In the built environment, the sheer size of megaprojects often means treating them as a cluster or series of smaller projects. Sometimes one part of the megaproject is planned as a part of the public infrastructure while another is not.
For instance, Wisconsin-based Landmark Development is currently planning a $20 billion Chicago-based megaproject that will include a major transit hub near Soldier Field—the football stadium that’s home to the Chicago Bears.
The transportation hub is part of what Landmark is calling “the civic build.” The mixed-use structure around the hub, by contrast, is the “vertical development”—a blend of residential, office, hotel, retail, dining and entertainment spaces.
The public will have full access to the transit hub, so Landmark is seeking public funds to support that part of the project. Chicago Mayor Lori Lightfoot has said she’d want a high degree of transparency on such a project, a standard request for any work involving public funds. How can developers ensure such transparency?
When transparency is key, having strong digital systems in place is an absolute must. This is so the project can achieve real-time or near-real-time visibility into schedules and budgets—one of the most effective ways to build stakeholder trust.
Paper and document-driven processes just aren’t conducive to transparency. It’s therefore crucial that megaprojects are not only extremely online, but also that their digital systems don’t reproduce the inefficiencies of paper. Scans of PDFs aren’t going to cut it. Whether internal or external, stakeholders shouldn’t have to dig for information.
In general, the more data versus documents can become the lifeblood of the project, the easier it is to create a useful overview. Real-time reports, snapshots, and/or dashboards can help elected officials and the community engage with your project and verify public funds are being used wisely. Look for ways to get information out of documents and into databases. Push forward in your use of smart contracts, BIM (all seven dimensions), and data repositories that can talk to one another.

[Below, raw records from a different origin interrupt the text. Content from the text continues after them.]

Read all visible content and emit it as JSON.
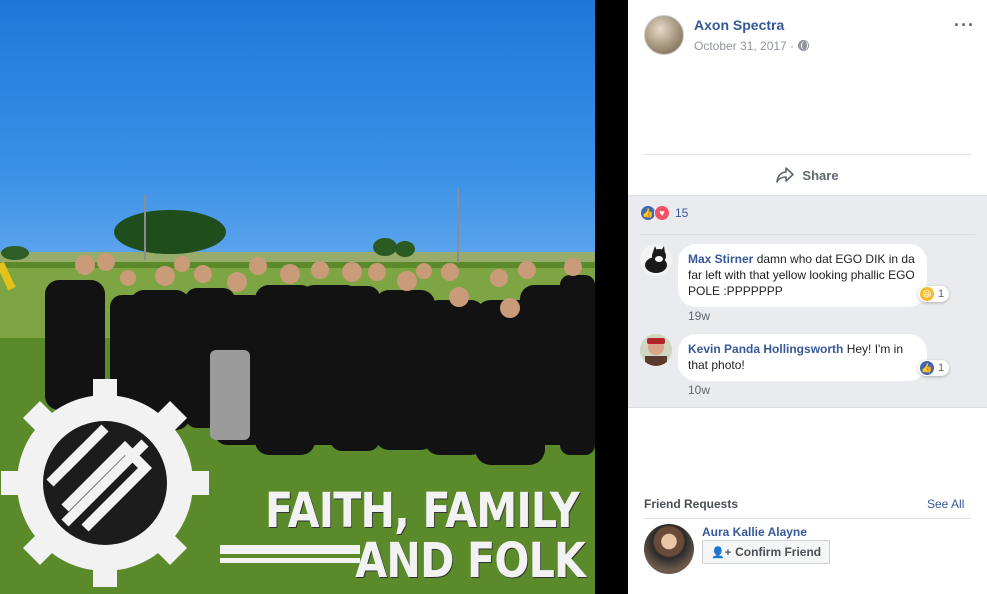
{
  "post": {
    "author": "Axon Spectra",
    "date": "October 31, 2017 ·",
    "more_icon": "···",
    "share_label": "Share",
    "reaction_count": "15",
    "image": {
      "caption_line1": "FAITH, FAMILY",
      "caption_line2": "AND FOLK"
    }
  },
  "comments": [
    {
      "name": "Max Stirner",
      "text": "damn who dat EGO DIK in da far left with that yellow looking phallic EGO POLE :PPPPPPP",
      "time": "19w",
      "reaction_icon": "haha",
      "reaction_count": "1"
    },
    {
      "name": "Kevin Panda Hollingsworth",
      "text": "Hey! I'm in that photo!",
      "time": "10w",
      "reaction_icon": "like",
      "reaction_count": "1"
    }
  ],
  "friend_requests": {
    "title": "Friend Requests",
    "see_all": "See All",
    "requester": "Aura Kallie Alayne",
    "confirm_label": "Confirm Friend"
  },
  "colors": {
    "link": "#365899",
    "like": "#4267b2",
    "love": "#f25268",
    "panel_bg": "#e9ebee"
  }
}
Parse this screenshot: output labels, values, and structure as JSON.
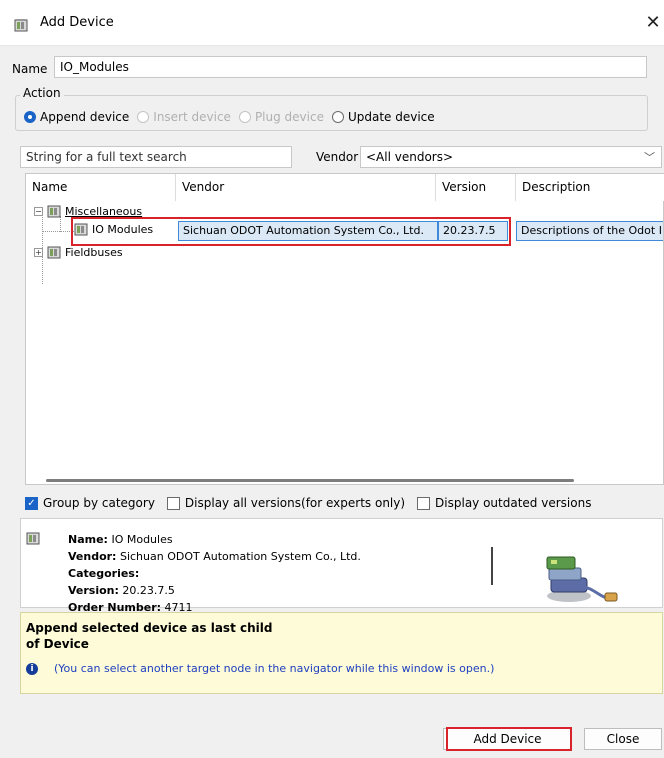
{
  "window": {
    "title": "Add Device",
    "close_glyph": "✕"
  },
  "name_field": {
    "label": "Name",
    "value": "IO_Modules"
  },
  "action": {
    "legend": "Action",
    "options": [
      {
        "label": "Append device",
        "checked": true,
        "enabled": true
      },
      {
        "label": "Insert device",
        "checked": false,
        "enabled": false
      },
      {
        "label": "Plug device",
        "checked": false,
        "enabled": false
      },
      {
        "label": "Update device",
        "checked": false,
        "enabled": true
      }
    ]
  },
  "search": {
    "placeholder": "String for a full text search",
    "vendor_label": "Vendor",
    "vendor_value": "<All vendors>"
  },
  "tree": {
    "columns": [
      "Name",
      "Vendor",
      "Version",
      "Description"
    ],
    "groups": [
      {
        "name": "Miscellaneous",
        "expanded": true,
        "expander": "−"
      },
      {
        "name": "Fieldbuses",
        "expanded": false,
        "expander": "+"
      }
    ],
    "selected_row": {
      "name": "IO Modules",
      "vendor": "Sichuan ODOT Automation System Co., Ltd.",
      "version": "20.23.7.5",
      "description": "Descriptions of the Odot I"
    }
  },
  "options": {
    "group_by_category": {
      "label": "Group by category",
      "checked": true
    },
    "display_all_versions": {
      "label": "Display all versions(for experts only)",
      "checked": false
    },
    "display_outdated": {
      "label": "Display outdated versions",
      "checked": false
    }
  },
  "info": {
    "name_label": "Name:",
    "name_value": "IO Modules",
    "vendor_label": "Vendor:",
    "vendor_value": "Sichuan ODOT Automation System Co., Ltd.",
    "categories_label": "Categories:",
    "version_label": "Version:",
    "version_value": "20.23.7.5",
    "order_label": "Order Number:",
    "order_value": "4711"
  },
  "hint": {
    "title": "Append selected device as last child of Device",
    "text": "(You can select another target node in the navigator while this window is open.)"
  },
  "buttons": {
    "add": "Add Device",
    "close": "Close"
  },
  "colors": {
    "accent": "#1a63c7",
    "highlight_box": "#d9232a",
    "hint_bg": "#fdfbd8",
    "selection_bg": "#dbe9f7"
  }
}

Of course, getting a real-time view of a project entails everyone involved reliably entering information into the system, so it’s also important to make sure adoption rates are high on that system. Make sure those most directly connected to projects—project managers, contract specialists, external contractors, and operations staff—are not only fully trained up, but that their existing data is transferred into it. Moving beyond training into a capability transfer model can help to ensure high adoption rates as well.
When owners use a system of record to which only they have access, it often means highly seasoned stakeholders can’t access vital information about the very structure they’re building. Owners often want to keep data private in case of a claim, but this ends up causing misaligned specs, misunderstandings, and eventually—expensive change orders. Such errors can undermine public trust.
To preserve that trust, don’t treat your system like the crown jewels. Instead, treat it as a shared and evolving asset that all the key stakeholders are creating together. The project will move faster, the relationships will be better, and the system will be more valuable because everyone will be able to add their expertise to it.
Rather than seeing your community outreach efforts as a mix of old and new methods, look for ways to blend the two. If, for instance, you typically create ads in the local paper with telephone numbers and/or public meeting information, consider including a text-to-follow option as well. This lets the community members engage through a tool they’re probably already using: their smartphones.
Most major social media platforms allow you target specific zip codes and metro areas with advertisements, so take advantage of that. Use targeting features to advertise your public meetings in advance (“Mark your calendar!”). Teleconferencing and live streaming solutions are a great option too. (Here’s a thorough roundup of all the leading platforms.) So, when the date and time of your public event arrive, broadcast it live on social and/or offer a way to dial in by phone and/or computer.
By giving people the option of attending virtually, you can not only get a greater amount of valuable feedback, you can also get a chance to build early community buy-in. Think of such meetings as a chance to cultivate project ambassadors who can help spread the word. Having a dedicated person on site to field questions from the virtual audience is a nice touch too. It tells them: your voice matters.